Saturday’s opening of the Green Line isn’t just a significant moment for transit, but also for urban revitalization and for regionalism. After decades of discussion, and years of planning, construction and controversy, passengers will finally board trains on the nearly $1 billion, 11-mile light-rail line originally called the Central Corridor.
For forward thinkers who recognize transit’s role in moving people, rooting communities, and attracting and retaining a world-class workforce, it’s a time to celebrate. It’s also a time to assess some of the key issues surrounding the line, including:
Development: The Metropolitan Council, the governing body that built and that will operate the Green Line, estimates that even before boarding begins, the line has spurred about $2.5 billion in projects that have been completed, are under construction or are planned. Some dispute that figure, pointing out that some of the construction would have occurred anyway. That’s no doubt true, but there should be no dispute that the public infrastructure investment has been met with a robust response from the private sector. The results will be apparent to passengers who simply look out the windows of the gleaming three-car trains. In just one example, this week ground was broken on the 4Marq, a 30-story, 262-unit luxury apartment tower adjacent to the light-rail station at 5th Street and Nicollet Mall in Minneapolis.
Both downtowns are experiencing a building boom as the Twin Cities lead the region out of the Great Recession. But it’s not just the central business districts — other parts of Minneapolis and St. Paul are thriving, too, as the central cities and first-ring suburbs enjoy growth that until recently had been mostly limited to the second-ring suburbs and beyond.
Speed: It will take about 48 minutes to get from Union Depot Station in downtown St. Paul to Target Field Station in downtown Minneapolis. But most passengers won’t ride end-to-end. For the more common shorter trips, the Green Line’s speed is reasonable by urban transit standards. Light rail, after all, is designed to be convenient and connecting, but not overly quick.

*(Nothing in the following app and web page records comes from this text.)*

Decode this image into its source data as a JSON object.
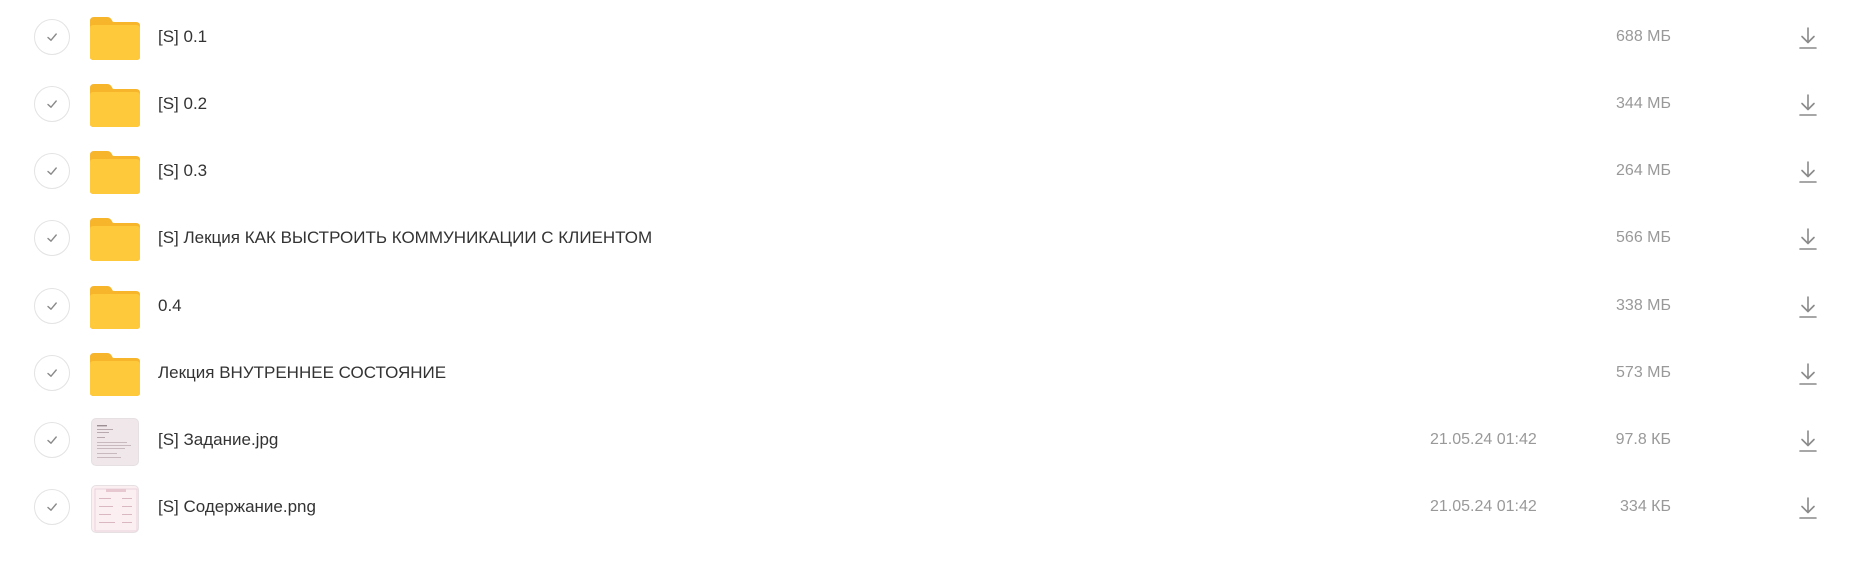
{
  "files": [
    {
      "type": "folder",
      "name": "[S] 0.1",
      "date": "",
      "size": "688 МБ"
    },
    {
      "type": "folder",
      "name": "[S] 0.2",
      "date": "",
      "size": "344 МБ"
    },
    {
      "type": "folder",
      "name": "[S] 0.3",
      "date": "",
      "size": "264 МБ"
    },
    {
      "type": "folder",
      "name": "[S] Лекция КАК ВЫСТРОИТЬ КОММУНИКАЦИИ С КЛИЕНТОМ",
      "date": "",
      "size": "566 МБ"
    },
    {
      "type": "folder",
      "name": "0.4",
      "date": "",
      "size": "338 МБ"
    },
    {
      "type": "folder",
      "name": "Лекция ВНУТРЕННЕЕ СОСТОЯНИЕ",
      "date": "",
      "size": "573 МБ"
    },
    {
      "type": "image",
      "name": "[S] Задание.jpg",
      "date": "21.05.24 01:42",
      "size": "97.8 КБ"
    },
    {
      "type": "image",
      "name": "[S] Содержание.png",
      "date": "21.05.24 01:42",
      "size": "334 КБ"
    }
  ],
  "icons": {
    "select": "checkmark-icon",
    "folder": "folder-icon",
    "image": "image-thumbnail",
    "download": "download-icon"
  },
  "colors": {
    "folder_main": "#FFC93C",
    "folder_back": "#F7B52C",
    "text": "#333333",
    "meta": "#999999"
  }
}
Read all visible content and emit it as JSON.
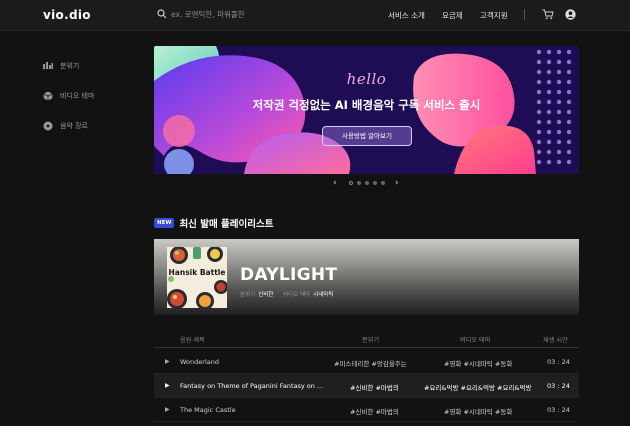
{
  "header": {
    "logo": "vio.dio",
    "search_placeholder": "ex. 로맨틱한, 파워풀한",
    "nav": [
      "서비스 소개",
      "요금제",
      "고객지원"
    ]
  },
  "sidebar": {
    "items": [
      {
        "label": "분위기",
        "icon": "mood-icon"
      },
      {
        "label": "비디오 테마",
        "icon": "cube-icon"
      },
      {
        "label": "음악 장르",
        "icon": "disc-icon"
      }
    ]
  },
  "banner": {
    "hello": "hello",
    "title": "저작권 걱정없는 AI 배경음악 구독 서비스 출시",
    "button": "사용방법 알아보기",
    "pager_total": 5,
    "pager_active": 0
  },
  "section": {
    "badge": "NEW",
    "title": "최신 발매 플레이리스트"
  },
  "playlist": {
    "cover_title": "Hansik Battle",
    "title": "DAYLIGHT",
    "mood_label": "분위기",
    "mood_value": "신비한",
    "theme_label": "비디오 테마",
    "theme_value": "시네마틱"
  },
  "table": {
    "headers": [
      "음원 제목",
      "분위기",
      "비디오 테마",
      "재생 시간"
    ],
    "rows": [
      {
        "title": "Wonderland",
        "mood": "#미스테리한 #엉감을주는",
        "theme": "#영화 #시네마틱 #동화",
        "time": "03 : 24"
      },
      {
        "title": "Fantasy on Theme of Paganini Fantasy on ...",
        "mood": "#신비한 #마법의",
        "theme": "#요리&먹방 #요리&먹방 #요리&먹방",
        "time": "03 : 24"
      },
      {
        "title": "The Magic Castle",
        "mood": "#신비한 #마법의",
        "theme": "#영화 #시네마틱 #동화",
        "time": "03 : 24"
      }
    ]
  },
  "colors": {
    "background": "#121212",
    "header": "#1b1b1b",
    "banner": "#1e0d55",
    "badge": "#3a4bd8"
  }
}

Safety: When the Blue Line (formerly Hiawatha) opened in 2004, earbuds and smartphones were not yet omnipresent. Those distractions, combined with a line that by design serves a dense urban area, make it imperative that Metro Transit’s safety campaign is amplified by nearby businesses and institutions, much like the University of Minnesota is doing. Safety will be an issue for pedestrians, cyclists and cars alike, and will be especially important in the fall when students return to the U and fans flock to both Vikings and Gophers games at TCF Bank Stadium.
As part of the opening weekend, rides will be free on Saturday and Sunday. Nine stations along the line will have opening ceremonies and celebrations throughout the day. Riders should stop in (and return) to thank the many businesses that hung tough during disruptive construction.
But after the well-deserved celebratory weekend, there’s real work to do to make sure the Green Line — and the entire transit system — lives up to its potential. July 14 is the deadline for five cities and Hennepin County to grant municipal consent to the Green Line extension (commonly called Southwest light rail).
To date, Hennepin County, Eden Prairie, Minnetonka, Hopkins and St. Louis Park have held or scheduled hearings and legislatively mandated votes on granting municipal consent to the nearly 16-mile, $1.68 billion line.
Although Minneapolis has yet to establish a timetable for a hearing or a vote, the city and Met Council have been in behind-the-scenes talks facilitated by a mediator. The proposed Met Council solution to the controversy of co-locating freight and light rail in the Kenilworth corridor may not be ideal, but it’s crucial for the Minneapolis City Council to get to “yes” on a project that would cement downtown Minneapolis as the region’s business center, as well as provide better access to city residents to the job-rich southwestern suburbs. A majority of Minneapolis council members — along with Mayor Betsy Hodges — campaigned as strong advocates of transit and regionalism. Rather than battling the Met Council, they should be selling Green Line extension to their constituents before the opportunity slips away.